The answer must be every line from the entries below that contains "업그레이드".

Data about app and page elements:
_ _ _ _ _ _ _

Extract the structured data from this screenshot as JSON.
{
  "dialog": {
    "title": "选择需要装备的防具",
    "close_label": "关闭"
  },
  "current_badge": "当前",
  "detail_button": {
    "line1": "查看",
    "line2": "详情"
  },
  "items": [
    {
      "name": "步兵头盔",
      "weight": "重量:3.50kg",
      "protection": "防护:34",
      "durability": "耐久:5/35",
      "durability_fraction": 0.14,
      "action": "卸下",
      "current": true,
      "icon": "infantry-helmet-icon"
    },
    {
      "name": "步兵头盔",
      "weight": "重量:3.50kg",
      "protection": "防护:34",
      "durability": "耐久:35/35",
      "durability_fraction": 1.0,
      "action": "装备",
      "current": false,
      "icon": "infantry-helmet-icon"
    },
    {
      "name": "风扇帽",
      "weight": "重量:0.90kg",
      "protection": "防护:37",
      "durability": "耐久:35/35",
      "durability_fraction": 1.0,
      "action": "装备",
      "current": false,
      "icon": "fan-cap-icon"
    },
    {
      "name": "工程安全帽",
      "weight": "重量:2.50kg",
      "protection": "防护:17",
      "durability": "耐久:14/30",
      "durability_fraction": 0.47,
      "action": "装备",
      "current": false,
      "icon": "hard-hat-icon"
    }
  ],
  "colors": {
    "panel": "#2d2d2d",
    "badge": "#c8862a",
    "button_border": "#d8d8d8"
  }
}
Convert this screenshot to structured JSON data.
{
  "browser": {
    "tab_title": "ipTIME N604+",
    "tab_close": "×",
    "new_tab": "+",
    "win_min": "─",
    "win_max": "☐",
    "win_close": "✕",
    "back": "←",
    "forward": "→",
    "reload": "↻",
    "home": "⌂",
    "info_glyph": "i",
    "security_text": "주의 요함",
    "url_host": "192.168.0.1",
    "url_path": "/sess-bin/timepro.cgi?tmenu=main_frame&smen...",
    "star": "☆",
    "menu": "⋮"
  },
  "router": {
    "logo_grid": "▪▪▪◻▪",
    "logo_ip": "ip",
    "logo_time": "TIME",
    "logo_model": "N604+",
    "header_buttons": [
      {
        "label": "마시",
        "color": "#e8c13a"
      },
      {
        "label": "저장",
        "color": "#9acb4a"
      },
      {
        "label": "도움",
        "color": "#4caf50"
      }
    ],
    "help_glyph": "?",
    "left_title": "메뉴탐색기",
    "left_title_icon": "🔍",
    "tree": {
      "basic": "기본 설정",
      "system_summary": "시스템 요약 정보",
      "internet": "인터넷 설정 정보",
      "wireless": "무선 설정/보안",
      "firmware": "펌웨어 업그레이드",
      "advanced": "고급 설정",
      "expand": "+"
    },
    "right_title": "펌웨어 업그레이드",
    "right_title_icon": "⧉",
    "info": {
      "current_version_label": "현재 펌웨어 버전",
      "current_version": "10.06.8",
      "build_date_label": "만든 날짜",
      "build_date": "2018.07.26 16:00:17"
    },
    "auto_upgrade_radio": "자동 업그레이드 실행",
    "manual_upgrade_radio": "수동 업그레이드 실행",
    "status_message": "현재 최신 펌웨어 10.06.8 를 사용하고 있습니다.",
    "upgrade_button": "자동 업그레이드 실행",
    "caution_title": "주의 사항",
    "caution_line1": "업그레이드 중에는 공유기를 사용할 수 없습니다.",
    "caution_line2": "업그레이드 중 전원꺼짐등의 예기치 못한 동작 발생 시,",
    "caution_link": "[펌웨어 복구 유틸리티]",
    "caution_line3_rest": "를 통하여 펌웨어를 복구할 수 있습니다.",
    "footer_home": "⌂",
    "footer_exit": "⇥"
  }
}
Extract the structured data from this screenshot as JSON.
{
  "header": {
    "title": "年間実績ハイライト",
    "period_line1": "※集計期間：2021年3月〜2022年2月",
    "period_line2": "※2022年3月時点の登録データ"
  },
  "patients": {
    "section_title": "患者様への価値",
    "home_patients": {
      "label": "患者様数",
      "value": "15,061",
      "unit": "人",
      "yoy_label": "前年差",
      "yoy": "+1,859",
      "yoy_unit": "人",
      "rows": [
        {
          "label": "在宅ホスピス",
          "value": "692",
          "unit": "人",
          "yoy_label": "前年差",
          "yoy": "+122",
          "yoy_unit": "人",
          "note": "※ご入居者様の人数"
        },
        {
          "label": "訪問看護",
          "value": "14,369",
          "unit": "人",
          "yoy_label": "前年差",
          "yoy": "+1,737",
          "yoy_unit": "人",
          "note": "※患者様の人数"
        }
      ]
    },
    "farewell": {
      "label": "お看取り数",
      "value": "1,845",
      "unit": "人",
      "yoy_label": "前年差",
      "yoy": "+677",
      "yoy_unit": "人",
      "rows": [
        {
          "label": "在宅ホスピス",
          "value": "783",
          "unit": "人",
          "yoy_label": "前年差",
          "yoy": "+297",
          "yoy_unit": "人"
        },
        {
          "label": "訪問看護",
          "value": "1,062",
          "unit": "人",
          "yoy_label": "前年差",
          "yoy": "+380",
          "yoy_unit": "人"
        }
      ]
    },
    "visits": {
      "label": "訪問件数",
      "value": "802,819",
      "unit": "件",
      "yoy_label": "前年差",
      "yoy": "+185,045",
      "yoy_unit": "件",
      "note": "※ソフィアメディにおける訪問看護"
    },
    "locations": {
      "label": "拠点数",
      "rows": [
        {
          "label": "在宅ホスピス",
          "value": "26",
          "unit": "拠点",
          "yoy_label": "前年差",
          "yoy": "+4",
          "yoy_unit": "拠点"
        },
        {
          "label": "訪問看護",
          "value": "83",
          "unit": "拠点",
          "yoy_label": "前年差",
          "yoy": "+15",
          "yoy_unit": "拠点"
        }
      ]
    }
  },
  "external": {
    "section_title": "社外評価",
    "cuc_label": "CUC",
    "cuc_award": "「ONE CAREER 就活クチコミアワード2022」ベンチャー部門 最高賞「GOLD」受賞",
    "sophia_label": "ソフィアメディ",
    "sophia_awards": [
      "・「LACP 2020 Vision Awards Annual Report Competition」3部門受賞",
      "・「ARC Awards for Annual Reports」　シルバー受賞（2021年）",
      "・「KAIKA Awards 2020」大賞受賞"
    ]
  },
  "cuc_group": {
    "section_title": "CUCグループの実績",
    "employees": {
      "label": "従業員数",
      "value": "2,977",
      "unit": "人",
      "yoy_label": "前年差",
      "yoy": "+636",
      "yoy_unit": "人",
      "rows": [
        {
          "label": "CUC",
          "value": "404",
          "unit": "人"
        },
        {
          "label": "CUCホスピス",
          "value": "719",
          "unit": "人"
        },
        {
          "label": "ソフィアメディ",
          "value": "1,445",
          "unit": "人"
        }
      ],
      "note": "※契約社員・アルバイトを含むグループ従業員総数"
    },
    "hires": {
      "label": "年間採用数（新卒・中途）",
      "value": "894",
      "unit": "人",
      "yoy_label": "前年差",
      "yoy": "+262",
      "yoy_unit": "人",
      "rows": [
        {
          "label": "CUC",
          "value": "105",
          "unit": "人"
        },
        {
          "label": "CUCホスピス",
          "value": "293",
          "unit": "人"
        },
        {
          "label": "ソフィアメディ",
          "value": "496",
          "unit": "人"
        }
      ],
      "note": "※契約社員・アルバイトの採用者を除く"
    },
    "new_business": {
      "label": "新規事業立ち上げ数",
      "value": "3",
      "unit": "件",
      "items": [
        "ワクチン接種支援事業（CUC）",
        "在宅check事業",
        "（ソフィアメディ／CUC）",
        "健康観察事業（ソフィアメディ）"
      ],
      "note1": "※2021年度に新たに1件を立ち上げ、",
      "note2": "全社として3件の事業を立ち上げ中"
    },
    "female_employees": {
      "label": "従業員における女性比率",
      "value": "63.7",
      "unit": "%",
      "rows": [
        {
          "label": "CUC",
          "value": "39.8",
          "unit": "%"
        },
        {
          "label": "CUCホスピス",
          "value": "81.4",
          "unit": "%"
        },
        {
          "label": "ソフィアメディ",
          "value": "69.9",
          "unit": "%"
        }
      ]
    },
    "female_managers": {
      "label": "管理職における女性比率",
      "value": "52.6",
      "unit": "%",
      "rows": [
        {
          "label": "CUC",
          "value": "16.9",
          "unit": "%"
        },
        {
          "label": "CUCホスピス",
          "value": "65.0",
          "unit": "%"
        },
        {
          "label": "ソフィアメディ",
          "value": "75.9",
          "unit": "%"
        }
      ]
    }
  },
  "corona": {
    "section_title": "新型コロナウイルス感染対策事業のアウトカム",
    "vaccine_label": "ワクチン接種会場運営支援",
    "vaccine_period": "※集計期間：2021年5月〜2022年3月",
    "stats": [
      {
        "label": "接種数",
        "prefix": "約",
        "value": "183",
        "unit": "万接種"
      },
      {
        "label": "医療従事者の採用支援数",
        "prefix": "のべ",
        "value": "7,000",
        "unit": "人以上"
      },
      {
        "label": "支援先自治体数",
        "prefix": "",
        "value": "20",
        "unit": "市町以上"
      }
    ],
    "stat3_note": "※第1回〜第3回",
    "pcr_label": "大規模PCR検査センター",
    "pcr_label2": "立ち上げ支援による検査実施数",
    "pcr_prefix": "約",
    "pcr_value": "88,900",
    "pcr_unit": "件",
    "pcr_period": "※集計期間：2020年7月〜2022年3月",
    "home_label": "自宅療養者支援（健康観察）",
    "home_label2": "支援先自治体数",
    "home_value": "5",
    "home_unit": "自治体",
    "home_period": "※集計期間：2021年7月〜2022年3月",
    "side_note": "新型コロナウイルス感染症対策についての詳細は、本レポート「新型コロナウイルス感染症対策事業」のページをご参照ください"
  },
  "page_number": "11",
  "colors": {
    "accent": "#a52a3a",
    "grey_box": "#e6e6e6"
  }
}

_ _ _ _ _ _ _

● Exercise output:
      "firmware": "펌웨어 업그레이드",
    "right_title": "펌웨어 업그레이드",
    "auto_upgrade_radio": "자동 업그레이드 실행",
    "manual_upgrade_radio": "수동 업그레이드 실행",
    "upgrade_button": "자동 업그레이드 실행",
    "caution_line1": "업그레이드 중에는 공유기를 사용할 수 없습니다.",
    "caution_line2": "업그레이드 중 전원꺼짐등의 예기치 못한 동작 발생 시,",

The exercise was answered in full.